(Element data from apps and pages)
········

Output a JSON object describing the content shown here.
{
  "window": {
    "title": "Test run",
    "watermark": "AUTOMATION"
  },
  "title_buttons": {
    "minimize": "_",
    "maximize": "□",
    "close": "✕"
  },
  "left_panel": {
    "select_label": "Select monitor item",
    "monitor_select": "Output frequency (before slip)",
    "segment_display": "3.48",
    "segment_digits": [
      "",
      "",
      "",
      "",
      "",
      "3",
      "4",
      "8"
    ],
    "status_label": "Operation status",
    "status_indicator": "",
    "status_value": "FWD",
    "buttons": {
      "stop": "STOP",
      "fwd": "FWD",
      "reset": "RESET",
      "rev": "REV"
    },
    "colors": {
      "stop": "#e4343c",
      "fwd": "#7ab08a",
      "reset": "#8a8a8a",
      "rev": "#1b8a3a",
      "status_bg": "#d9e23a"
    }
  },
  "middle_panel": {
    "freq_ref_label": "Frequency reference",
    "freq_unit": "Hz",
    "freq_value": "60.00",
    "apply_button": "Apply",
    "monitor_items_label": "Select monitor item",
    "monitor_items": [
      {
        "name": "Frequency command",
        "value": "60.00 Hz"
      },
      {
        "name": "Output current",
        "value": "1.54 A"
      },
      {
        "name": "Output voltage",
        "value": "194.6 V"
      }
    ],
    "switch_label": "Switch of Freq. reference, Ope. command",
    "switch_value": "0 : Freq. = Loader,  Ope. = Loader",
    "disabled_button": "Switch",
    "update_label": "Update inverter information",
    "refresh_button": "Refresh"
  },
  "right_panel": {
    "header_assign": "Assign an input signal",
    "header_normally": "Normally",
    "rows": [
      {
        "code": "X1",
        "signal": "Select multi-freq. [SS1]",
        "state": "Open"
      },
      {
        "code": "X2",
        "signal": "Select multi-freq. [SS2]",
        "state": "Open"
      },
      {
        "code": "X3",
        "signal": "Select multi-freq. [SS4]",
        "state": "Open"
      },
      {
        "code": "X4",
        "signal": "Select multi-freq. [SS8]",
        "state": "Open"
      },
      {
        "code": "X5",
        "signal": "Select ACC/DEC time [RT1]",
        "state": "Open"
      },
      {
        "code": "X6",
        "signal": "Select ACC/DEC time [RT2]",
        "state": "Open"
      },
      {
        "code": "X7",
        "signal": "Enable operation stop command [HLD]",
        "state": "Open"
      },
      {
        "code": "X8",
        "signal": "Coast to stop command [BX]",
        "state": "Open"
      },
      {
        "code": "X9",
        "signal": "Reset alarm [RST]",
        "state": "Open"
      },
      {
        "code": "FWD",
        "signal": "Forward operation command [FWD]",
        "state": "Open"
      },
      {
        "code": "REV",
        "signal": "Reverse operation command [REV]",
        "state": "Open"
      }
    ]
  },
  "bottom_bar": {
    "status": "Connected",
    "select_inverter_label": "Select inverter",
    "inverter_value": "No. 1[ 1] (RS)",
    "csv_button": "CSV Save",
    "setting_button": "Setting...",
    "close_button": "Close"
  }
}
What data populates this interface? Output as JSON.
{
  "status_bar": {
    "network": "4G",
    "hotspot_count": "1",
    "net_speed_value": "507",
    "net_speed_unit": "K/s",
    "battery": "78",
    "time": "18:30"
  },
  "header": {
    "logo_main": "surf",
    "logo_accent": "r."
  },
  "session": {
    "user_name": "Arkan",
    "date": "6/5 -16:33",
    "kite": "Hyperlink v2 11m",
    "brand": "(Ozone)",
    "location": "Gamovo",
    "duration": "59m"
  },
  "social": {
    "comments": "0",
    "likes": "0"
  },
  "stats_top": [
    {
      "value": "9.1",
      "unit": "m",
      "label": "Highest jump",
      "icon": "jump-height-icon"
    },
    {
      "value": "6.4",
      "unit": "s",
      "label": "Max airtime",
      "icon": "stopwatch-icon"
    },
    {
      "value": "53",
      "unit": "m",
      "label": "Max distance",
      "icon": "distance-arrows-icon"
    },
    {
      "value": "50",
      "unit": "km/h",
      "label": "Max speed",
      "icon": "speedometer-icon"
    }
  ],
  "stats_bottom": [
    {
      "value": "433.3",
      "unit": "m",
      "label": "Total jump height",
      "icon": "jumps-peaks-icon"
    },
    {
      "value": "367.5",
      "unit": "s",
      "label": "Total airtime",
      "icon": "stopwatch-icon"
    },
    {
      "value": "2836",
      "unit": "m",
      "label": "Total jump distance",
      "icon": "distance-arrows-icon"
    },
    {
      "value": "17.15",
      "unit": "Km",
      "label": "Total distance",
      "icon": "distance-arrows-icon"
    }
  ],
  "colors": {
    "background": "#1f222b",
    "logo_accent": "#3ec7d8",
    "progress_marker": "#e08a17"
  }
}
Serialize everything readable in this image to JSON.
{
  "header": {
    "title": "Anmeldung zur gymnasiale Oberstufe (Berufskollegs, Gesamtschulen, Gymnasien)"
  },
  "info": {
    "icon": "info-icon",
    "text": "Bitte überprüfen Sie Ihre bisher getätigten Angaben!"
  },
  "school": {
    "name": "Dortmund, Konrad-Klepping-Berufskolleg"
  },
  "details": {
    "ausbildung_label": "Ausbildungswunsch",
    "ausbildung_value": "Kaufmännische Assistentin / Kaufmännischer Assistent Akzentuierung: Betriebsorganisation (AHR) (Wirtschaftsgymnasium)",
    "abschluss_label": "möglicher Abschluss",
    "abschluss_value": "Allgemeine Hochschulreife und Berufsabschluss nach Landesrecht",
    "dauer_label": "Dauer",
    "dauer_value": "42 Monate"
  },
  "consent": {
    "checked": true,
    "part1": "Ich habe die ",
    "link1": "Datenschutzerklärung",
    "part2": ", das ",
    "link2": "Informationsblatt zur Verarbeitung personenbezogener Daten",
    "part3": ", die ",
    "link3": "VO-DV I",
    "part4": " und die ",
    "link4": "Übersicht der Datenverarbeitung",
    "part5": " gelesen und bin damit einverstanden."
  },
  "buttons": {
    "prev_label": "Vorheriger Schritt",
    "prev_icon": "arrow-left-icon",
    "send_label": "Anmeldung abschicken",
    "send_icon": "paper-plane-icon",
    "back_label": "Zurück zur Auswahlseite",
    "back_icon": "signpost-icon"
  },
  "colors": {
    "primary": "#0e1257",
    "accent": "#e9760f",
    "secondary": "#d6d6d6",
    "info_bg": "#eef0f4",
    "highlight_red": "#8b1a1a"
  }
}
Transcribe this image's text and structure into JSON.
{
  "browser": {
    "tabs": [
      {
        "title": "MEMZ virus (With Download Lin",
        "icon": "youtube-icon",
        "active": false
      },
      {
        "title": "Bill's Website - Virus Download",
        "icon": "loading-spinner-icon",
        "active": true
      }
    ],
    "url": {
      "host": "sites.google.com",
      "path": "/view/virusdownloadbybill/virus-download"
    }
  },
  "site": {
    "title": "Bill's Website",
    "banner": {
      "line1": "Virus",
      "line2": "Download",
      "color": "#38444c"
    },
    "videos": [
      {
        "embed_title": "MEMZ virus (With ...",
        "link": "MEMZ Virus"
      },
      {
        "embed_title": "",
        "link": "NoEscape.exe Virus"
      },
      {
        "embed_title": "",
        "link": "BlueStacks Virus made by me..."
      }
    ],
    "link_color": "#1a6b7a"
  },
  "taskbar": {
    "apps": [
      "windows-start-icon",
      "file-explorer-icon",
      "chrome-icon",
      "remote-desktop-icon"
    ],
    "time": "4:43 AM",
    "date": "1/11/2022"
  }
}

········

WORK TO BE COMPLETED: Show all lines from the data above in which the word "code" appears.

EXERCISE RESULT:
        "code": "X1",
        "code": "X2",
        "code": "X3",
        "code": "X4",
        "code": "X5",
        "code": "X6",
        "code": "X7",
        "code": "X8",
        "code": "X9",
        "code": "FWD",
        "code": "REV",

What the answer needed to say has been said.